After seeing this week after week, I came to the conclusion that Japanese students use the Piano Circle as a way to meet new people with similar interests, and keep in touch with friends in a smaller, less crowded setting.  Actually playing piano is secondary to talking with people and hanging out.  When I think about it this way, I feel like this concept is reminiscent of my experiences joining clubs at University of Michigan.  While some clubs have serious, regimented schedules, a lot of them exist for the sole purpose of making the campus feel smaller, and providing more opportunities to get to know other people who like the same things that you do.

All things considered, I’m glad the Piano Circle turned out to be the latter kind of club.  It was great getting the opportunity to speak with Japanese students in a relaxed, informal setting.  However, as I mentioned before, it’s a real shame I didn’t have many opportunities to develop any deep connections with people, as I would often see them only once, and then never again.  Despite that, I feel like my participation in the club has taught me a lot about daily student life, and how similar it is to my own.
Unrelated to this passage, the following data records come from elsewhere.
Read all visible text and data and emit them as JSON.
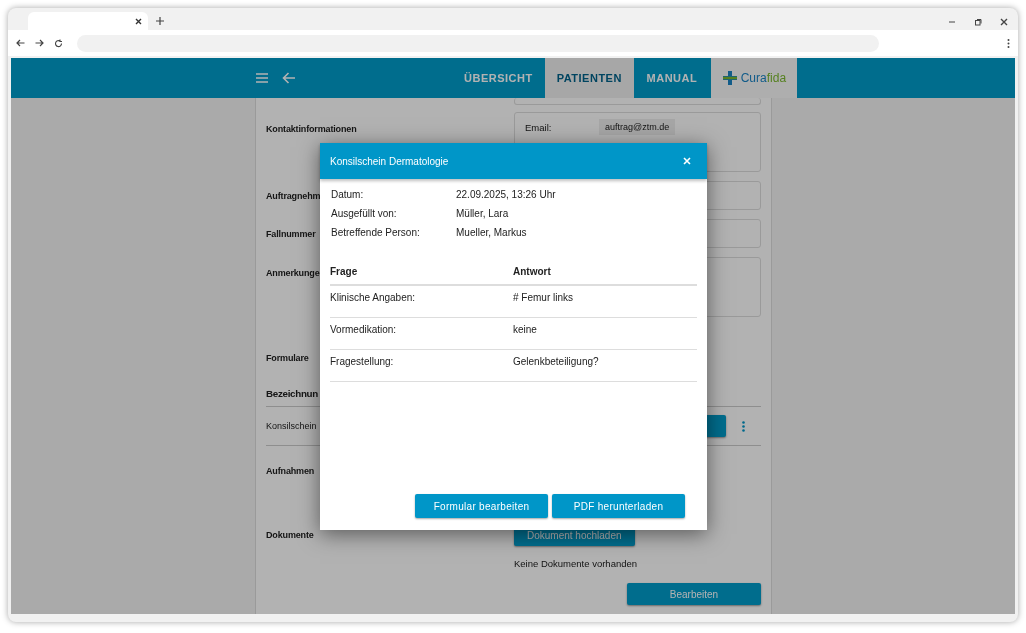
{
  "nav": {
    "tabs": [
      {
        "label": "ÜBERSICHT",
        "selected": false
      },
      {
        "label": "PATIENTEN",
        "selected": true
      },
      {
        "label": "MANUAL",
        "selected": false
      }
    ],
    "logo": [
      "Cura",
      "fida"
    ]
  },
  "page": {
    "contact": {
      "label": "Kontaktinformationen",
      "fields": [
        {
          "label": "Email:",
          "value": "auftrag@ztm.de"
        }
      ]
    },
    "fields": [
      {
        "label": "Auftragnehm",
        "tall": false
      },
      {
        "label": "Fallnummer",
        "tall": false
      },
      {
        "label": "Anmerkunge",
        "tall": true
      }
    ],
    "forms": {
      "label": "Formulare",
      "column": "Bezeichnun",
      "rows": [
        "Konsilschein"
      ]
    },
    "images": {
      "label": "Aufnahmen"
    },
    "documents": {
      "label": "Dokumente",
      "button": "Dokument hochladen",
      "empty": "Keine Dokumente vorhanden"
    },
    "edit_button": "Bearbeiten"
  },
  "dialog": {
    "title": "Konsilschein Dermatologie",
    "meta": [
      {
        "label": "Datum:",
        "value": "22.09.2025, 13:26 Uhr"
      },
      {
        "label": "Ausgefüllt von:",
        "value": "Müller, Lara"
      },
      {
        "label": "Betreffende Person:",
        "value": "Mueller, Markus"
      }
    ],
    "columns": [
      "Frage",
      "Antwort"
    ],
    "rows": [
      {
        "question": "Klinische Angaben:",
        "answer": "# Femur links"
      },
      {
        "question": "Vormedikation:",
        "answer": "keine"
      },
      {
        "question": "Fragestellung:",
        "answer": "Gelenkbeteiligung?"
      }
    ],
    "buttons": [
      "Formular bearbeiten",
      "PDF herunterladen"
    ]
  }
}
サークルは「G-FRONT関西」と呼ばれています。私の初めてのミーティングの前に、プライバシー(LGBTの問題)を守るという理由で、大阪に着いた時に、G-FRONT のスタッフは大阪にある南方駅で私を迎えに来てくれました。本当のミーティングは私の思ったこととちょっと違っていました。私も含(ふく)めて全員(ぜんいん)で5人だけでした。全員はテーブルに座って、自己紹介をして、サークルの目的や行事について話して、新しいメンバーとして私に行事とサークルの写真を見せてくれました。その後で、全員は同性愛者の男性だから、「好きなタイプ」(容姿や性格など)というトピックについて話しました。

ミーティングを終わったら、メンバーと一緒に居酒屋に行きました。その後で、グループと私はゲイバーに初めて行きました。レストランもゲイバーで、日本のLGBT の文化について話しました。一晩だけとはいえ、日本に着いてから、本当の日本のLGBT の文化について習ったと思っています。





Cameron Bothner: Impact Hub Kyoto

Impact Hub Kyoto is an intense choice for CIP, make no mistake. The organisers,
since day one, have referred to us as interns, and it’s an accurate designation.
Impact Hub is no minimal-effort choice, but I’ve never been one to pick the
minimal-effort option.

If I had one fewer draw on my attention, then I would have been able to give as
much of my time as Impact Hub initially wanted. They asked for three hours of
work and one long hour of check-in meeting a week, plus regular attendance and
assistance at events. And I would have given it all, too; Hub is a cool
organization building the right kind of community and encouraging the right kind
of innovative-slash-disruptive ventures. As it turned out, after a near
thirty-hour weekly commitment to Japanese class, two arduous afternoon classes,
and an understandable desire to form meaningful personal relationships in this
new country, I only had two hours a week to spare. To see it written makes it
look like very little, but it was enough time each week to finish a draft of my
flyer template which I would receive comments on the following week.

More than just being an interesting project, however, Hub is a great place to
meet friendly, interesting people. The space, a cool retrofitted Noh Theatre,
encourages collaborative work and conversation, and there were always a few
members milling about. Impact Hub members are by their nature fascinating
people: artists, activists, academics, and entrepreneurs, and at events or
during the afternoon, conversation was always engaging.

However, either Hub is not really a characteristically Japanese organisation, or
Japanese organisations aren’t really that different from American ones. (I’m
inclined to think that it’s certainly not the second option.) Impact Hub
encourages individual creativity and emotional honesty, and a number of the
members’ English was better than all of our Japanese. This made Hub a
comfortable place to work, certainly, but I recognise that that aspect runs
contrary to the goals of the CIP.

Impact Hub Kyoto is not the CIP for everyone. In fact, it wasn’t the CIP for
everyone, and some found others after a few weeks. But I found it a valuable

カメロン・ボスナー:Impact HUB京都

私はImpact HUB京都でインターンシップのCIPをしているが、それを通じて親切で真面目な日本人と有意義な関係を築くことが出来た。よく習ったり、いい経験を得たりしているので、感謝している。では、HUBで何をしているか説明しようと思う。HUBではよく面白いイベントが企画されるが、他の人にイベントのことを詳しく知らせる必要がある。だから広報のために、宣伝ビラのテンプレートをデザインしている。将来のイベントの細部が簡単に入れられたり、見た目が纏まりがあるイメージを呈したりすることがテンプレートをデザインする意図である。